We must empower our students with these capabilities because, as Richard Riley, Secretary of Education under President Clinton, said, “We are currently preparing students for jobs that don’t yet exist … using technologies that haven’t yet been invented … in order to solve problems we don’t even know are problems yet.”
No matter what we teach today, technology will change. Students with the ability to adapt to those inevitable changes will be the most successful.
We need to model our own adaptability so our students aren’t afraid of what they’re going to see in five, ten or even twenty years.
When you think about it, most of us are already pretty techie. We have cell phones to stay in touch, iPods or CDs for our music, remote controls with our entertainment systems and even (probably) a personal computer at home so we can Facebook the latest family photos or play a little Candy Crush.
We can’t teach what we don’t embrace ourselves. Our students need to see that we are comfortable learning an app, manipulating a digital device or Binging an answer. They need to see that even though we may be a little intimidated, we are not afraid to learn. They need to know that as technology continues to change, they must continue to learn how to use it, just as we have.
We need to overcome our trepidations and embrace our inner teacher geek.
I look forward to sharing tips, tricks and technology with you as we MIE Experts embark on a new journey to learn from each other and help our fellow teachers embrace technology.
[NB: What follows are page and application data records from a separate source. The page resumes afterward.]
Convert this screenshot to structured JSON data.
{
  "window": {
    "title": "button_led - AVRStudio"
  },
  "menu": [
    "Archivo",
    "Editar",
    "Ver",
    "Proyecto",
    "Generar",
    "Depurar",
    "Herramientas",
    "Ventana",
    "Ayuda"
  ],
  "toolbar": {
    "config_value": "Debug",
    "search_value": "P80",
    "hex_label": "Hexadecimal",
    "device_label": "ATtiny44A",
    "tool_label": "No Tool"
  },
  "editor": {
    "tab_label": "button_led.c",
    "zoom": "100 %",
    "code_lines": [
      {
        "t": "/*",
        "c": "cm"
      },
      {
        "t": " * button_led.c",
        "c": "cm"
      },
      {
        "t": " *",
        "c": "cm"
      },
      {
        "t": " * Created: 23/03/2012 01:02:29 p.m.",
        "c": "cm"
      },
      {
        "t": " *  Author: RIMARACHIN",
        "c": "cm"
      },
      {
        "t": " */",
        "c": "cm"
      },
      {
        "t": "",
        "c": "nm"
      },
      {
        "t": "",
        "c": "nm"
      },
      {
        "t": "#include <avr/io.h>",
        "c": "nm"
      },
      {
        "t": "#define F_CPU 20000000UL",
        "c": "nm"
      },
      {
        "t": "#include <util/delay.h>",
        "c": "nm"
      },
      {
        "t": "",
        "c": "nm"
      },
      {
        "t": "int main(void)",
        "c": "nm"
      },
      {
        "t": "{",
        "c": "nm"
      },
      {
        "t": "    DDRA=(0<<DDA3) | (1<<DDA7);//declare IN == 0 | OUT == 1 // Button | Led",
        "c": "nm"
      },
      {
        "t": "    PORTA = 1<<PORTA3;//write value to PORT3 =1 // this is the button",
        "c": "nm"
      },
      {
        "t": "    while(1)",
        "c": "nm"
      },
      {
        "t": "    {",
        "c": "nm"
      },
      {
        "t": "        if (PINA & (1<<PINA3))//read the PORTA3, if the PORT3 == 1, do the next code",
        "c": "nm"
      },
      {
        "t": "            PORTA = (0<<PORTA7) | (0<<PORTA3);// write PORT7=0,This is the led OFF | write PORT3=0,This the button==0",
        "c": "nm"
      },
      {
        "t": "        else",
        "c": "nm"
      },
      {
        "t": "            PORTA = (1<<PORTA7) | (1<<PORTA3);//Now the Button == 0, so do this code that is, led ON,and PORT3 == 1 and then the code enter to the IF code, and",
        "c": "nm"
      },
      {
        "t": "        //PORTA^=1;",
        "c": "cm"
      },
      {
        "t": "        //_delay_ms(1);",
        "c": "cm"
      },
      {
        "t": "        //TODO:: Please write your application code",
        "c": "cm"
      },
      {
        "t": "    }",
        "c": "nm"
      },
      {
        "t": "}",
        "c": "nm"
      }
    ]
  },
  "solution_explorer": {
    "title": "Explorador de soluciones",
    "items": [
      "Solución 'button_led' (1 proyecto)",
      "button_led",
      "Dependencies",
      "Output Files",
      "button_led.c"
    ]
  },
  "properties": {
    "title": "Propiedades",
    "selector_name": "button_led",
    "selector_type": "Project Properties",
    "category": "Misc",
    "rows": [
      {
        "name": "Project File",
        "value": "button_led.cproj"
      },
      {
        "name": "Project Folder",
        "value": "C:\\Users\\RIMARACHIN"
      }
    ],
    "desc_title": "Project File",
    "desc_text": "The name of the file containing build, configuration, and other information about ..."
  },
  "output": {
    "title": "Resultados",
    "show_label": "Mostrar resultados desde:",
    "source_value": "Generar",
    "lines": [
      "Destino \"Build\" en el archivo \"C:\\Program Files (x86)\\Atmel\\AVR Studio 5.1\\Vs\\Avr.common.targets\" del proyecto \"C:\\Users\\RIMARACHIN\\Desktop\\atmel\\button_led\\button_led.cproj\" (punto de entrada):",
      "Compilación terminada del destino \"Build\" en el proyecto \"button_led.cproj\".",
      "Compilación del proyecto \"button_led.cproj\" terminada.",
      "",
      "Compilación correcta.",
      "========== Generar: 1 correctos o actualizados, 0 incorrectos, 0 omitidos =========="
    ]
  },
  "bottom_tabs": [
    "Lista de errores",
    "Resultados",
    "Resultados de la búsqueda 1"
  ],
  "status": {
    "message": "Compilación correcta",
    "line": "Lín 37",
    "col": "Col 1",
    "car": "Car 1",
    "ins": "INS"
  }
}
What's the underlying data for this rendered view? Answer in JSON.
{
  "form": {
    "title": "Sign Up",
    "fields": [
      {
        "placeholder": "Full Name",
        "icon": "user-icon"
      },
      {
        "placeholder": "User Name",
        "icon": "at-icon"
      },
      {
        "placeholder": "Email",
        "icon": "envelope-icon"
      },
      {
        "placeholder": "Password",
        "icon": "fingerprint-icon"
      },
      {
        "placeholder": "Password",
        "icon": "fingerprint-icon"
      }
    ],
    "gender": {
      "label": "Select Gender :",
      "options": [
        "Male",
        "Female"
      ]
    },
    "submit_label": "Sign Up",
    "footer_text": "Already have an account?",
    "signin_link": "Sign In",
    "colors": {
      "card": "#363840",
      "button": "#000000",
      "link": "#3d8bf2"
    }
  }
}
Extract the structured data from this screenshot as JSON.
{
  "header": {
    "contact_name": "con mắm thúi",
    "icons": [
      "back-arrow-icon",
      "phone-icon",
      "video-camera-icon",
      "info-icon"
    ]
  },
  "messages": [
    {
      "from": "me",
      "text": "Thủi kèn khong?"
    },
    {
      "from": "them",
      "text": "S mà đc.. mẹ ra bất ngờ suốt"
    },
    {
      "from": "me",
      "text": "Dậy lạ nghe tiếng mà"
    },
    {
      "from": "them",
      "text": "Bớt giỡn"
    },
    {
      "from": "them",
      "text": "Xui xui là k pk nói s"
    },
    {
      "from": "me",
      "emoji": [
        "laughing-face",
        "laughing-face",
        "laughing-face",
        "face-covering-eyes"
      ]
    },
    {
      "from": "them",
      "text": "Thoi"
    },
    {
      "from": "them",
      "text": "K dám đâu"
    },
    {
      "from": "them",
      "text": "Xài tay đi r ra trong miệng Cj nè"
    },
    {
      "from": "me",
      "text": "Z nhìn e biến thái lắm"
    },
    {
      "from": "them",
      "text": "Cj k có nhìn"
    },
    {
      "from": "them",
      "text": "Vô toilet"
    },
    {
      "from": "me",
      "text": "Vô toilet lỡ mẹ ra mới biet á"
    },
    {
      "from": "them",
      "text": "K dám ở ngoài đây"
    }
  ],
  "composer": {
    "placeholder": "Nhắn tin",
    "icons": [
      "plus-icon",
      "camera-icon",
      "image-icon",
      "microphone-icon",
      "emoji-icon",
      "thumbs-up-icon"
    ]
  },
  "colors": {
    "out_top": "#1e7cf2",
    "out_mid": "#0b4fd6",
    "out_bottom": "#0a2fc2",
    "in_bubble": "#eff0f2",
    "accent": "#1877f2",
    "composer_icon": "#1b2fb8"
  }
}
Tammy Brecht Dunbar, M.Ed., S.T.E.M. teaches 5th grade in Manteca Unified School District and Pre-Service Technology at Teachers College of San Joaquin (Stockton, CA). She has presented at CTA Good Teaching Conferences (2014 & 2015), Cap CUE (2014), all three California Subject Matters Project Conferences, Capitol Area Science Education Leaders Conference, and several San Joaquin County Office of Education Conferences as well as many local district conferences, seminars and trainings. She won the 2010 eInstruction $75,000 Classroom Makeover Video Contest, wrote a successful Enhancing Education Through Technology grant for Manteca Unified School District in 2008, and was Teacher of the Year in MUSD in 2006.
Tech Injection: Start your students’ day from the moment they enter the room with a looped PowerPoint! One slide gives directions for preparing for the day, the second has a puzzler. Transition each slide with a simple fade, then click on the “Slide Show” tab and set up the show by looping the presentation. You’ve got time to take attendance and do what you need to do while they get to work!